## [Task to complete]
Below are records; output all of them exactly.

## [Records shown]
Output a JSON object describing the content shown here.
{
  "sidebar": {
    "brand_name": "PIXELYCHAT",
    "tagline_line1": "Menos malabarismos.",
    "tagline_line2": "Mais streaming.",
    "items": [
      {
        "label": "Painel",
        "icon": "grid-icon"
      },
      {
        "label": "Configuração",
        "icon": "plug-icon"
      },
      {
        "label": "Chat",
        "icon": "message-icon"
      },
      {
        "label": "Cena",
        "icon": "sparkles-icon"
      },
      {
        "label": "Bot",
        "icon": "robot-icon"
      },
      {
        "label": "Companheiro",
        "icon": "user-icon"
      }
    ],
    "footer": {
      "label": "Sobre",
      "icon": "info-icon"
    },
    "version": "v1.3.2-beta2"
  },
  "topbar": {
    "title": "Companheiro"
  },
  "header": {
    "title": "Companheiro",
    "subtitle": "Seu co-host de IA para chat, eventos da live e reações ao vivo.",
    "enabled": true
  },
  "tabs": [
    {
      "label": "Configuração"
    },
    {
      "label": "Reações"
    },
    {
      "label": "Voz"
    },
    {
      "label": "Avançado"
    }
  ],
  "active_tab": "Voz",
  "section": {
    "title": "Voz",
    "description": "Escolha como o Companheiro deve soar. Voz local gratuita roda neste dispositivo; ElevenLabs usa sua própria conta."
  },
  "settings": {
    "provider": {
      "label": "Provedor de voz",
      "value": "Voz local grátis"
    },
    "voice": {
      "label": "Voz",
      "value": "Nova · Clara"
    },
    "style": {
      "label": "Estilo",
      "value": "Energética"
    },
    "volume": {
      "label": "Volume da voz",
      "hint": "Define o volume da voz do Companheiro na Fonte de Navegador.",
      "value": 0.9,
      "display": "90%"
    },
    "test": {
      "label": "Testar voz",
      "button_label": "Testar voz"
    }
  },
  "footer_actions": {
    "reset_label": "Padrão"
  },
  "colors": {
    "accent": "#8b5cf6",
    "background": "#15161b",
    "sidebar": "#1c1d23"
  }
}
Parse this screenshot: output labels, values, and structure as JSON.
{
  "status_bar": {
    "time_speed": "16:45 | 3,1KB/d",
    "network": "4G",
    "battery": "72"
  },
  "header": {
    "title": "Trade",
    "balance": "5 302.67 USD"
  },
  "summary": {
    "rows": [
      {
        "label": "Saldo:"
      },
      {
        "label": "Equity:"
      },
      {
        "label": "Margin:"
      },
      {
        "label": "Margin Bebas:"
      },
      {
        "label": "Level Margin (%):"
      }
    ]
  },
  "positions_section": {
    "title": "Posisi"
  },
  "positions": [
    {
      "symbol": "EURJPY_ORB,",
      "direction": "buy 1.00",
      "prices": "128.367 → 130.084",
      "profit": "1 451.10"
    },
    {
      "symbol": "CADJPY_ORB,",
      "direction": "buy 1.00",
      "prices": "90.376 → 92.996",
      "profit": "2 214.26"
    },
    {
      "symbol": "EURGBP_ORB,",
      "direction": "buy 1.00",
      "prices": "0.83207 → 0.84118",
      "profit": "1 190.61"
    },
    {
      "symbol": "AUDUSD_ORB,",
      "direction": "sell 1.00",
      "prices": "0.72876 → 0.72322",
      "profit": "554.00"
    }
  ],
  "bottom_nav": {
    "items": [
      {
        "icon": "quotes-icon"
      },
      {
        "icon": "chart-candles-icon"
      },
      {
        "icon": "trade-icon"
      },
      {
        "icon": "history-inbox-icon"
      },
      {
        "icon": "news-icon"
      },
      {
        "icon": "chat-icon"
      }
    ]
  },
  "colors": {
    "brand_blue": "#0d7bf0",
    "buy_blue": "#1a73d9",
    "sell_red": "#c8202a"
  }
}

## [Solution to this problem]
Output a JSON object describing the content shown here.
{
  "sidebar": {
    "brand_name": "PIXELYCHAT",
    "tagline_line1": "Menos malabarismos.",
    "tagline_line2": "Mais streaming.",
    "items": [
      {
        "label": "Painel",
        "icon": "grid-icon"
      },
      {
        "label": "Configuração",
        "icon": "plug-icon"
      },
      {
        "label": "Chat",
        "icon": "message-icon"
      },
      {
        "label": "Cena",
        "icon": "sparkles-icon"
      },
      {
        "label": "Bot",
        "icon": "robot-icon"
      },
      {
        "label": "Companheiro",
        "icon": "user-icon"
      }
    ],
    "footer": {
      "label": "Sobre",
      "icon": "info-icon"
    },
    "version": "v1.3.2-beta2"
  },
  "topbar": {
    "title": "Companheiro"
  },
  "header": {
    "title": "Companheiro",
    "subtitle": "Seu co-host de IA para chat, eventos da live e reações ao vivo.",
    "enabled": true
  },
  "tabs": [
    {
      "label": "Configuração"
    },
    {
      "label": "Reações"
    },
    {
      "label": "Voz"
    },
    {
      "label": "Avançado"
    }
  ],
  "active_tab": "Voz",
  "section": {
    "title": "Voz",
    "description": "Escolha como o Companheiro deve soar. Voz local gratuita roda neste dispositivo; ElevenLabs usa sua própria conta."
  },
  "settings": {
    "provider": {
      "label": "Provedor de voz",
      "value": "Voz local grátis"
    },
    "voice": {
      "label": "Voz",
      "value": "Nova · Clara"
    },
    "style": {
      "label": "Estilo",
      "value": "Energética"
    },
    "volume": {
      "label": "Volume da voz",
      "hint": "Define o volume da voz do Companheiro na Fonte de Navegador.",
      "value": 0.9,
      "display": "90%"
    },
    "test": {
      "label": "Testar voz",
      "button_label": "Testar voz"
    }
  },
  "footer_actions": {
    "reset_label": "Padrão"
  },
  "colors": {
    "accent": "#8b5cf6",
    "background": "#15161b",
    "sidebar": "#1c1d23"
  }
}
Parse this screenshot: output labels, values, and structure as JSON.
{
  "status_bar": {
    "time_speed": "16:45 | 3,1KB/d",
    "network": "4G",
    "battery": "72"
  },
  "header": {
    "title": "Trade",
    "balance": "5 302.67 USD"
  },
  "summary": {
    "rows": [
      {
        "label": "Saldo:"
      },
      {
        "label": "Equity:"
      },
      {
        "label": "Margin:"
      },
      {
        "label": "Margin Bebas:"
      },
      {
        "label": "Level Margin (%):"
      }
    ]
  },
  "positions_section": {
    "title": "Posisi"
  },
  "positions": [
    {
      "symbol": "EURJPY_ORB,",
      "direction": "buy 1.00",
      "prices": "128.367 → 130.084",
      "profit": "1 451.10"
    },
    {
      "symbol": "CADJPY_ORB,",
      "direction": "buy 1.00",
      "prices": "90.376 → 92.996",
      "profit": "2 214.26"
    },
    {
      "symbol": "EURGBP_ORB,",
      "direction": "buy 1.00",
      "prices": "0.83207 → 0.84118",
      "profit": "1 190.61"
    },
    {
      "symbol": "AUDUSD_ORB,",
      "direction": "sell 1.00",
      "prices": "0.72876 → 0.72322",
      "profit": "554.00"
    }
  ],
  "bottom_nav": {
    "items": [
      {
        "icon": "quotes-icon"
      },
      {
        "icon": "chart-candles-icon"
      },
      {
        "icon": "trade-icon"
      },
      {
        "icon": "history-inbox-icon"
      },
      {
        "icon": "news-icon"
      },
      {
        "icon": "chat-icon"
      }
    ]
  },
  "colors": {
    "brand_blue": "#0d7bf0",
    "buy_blue": "#1a73d9",
    "sell_red": "#c8202a"
  }
}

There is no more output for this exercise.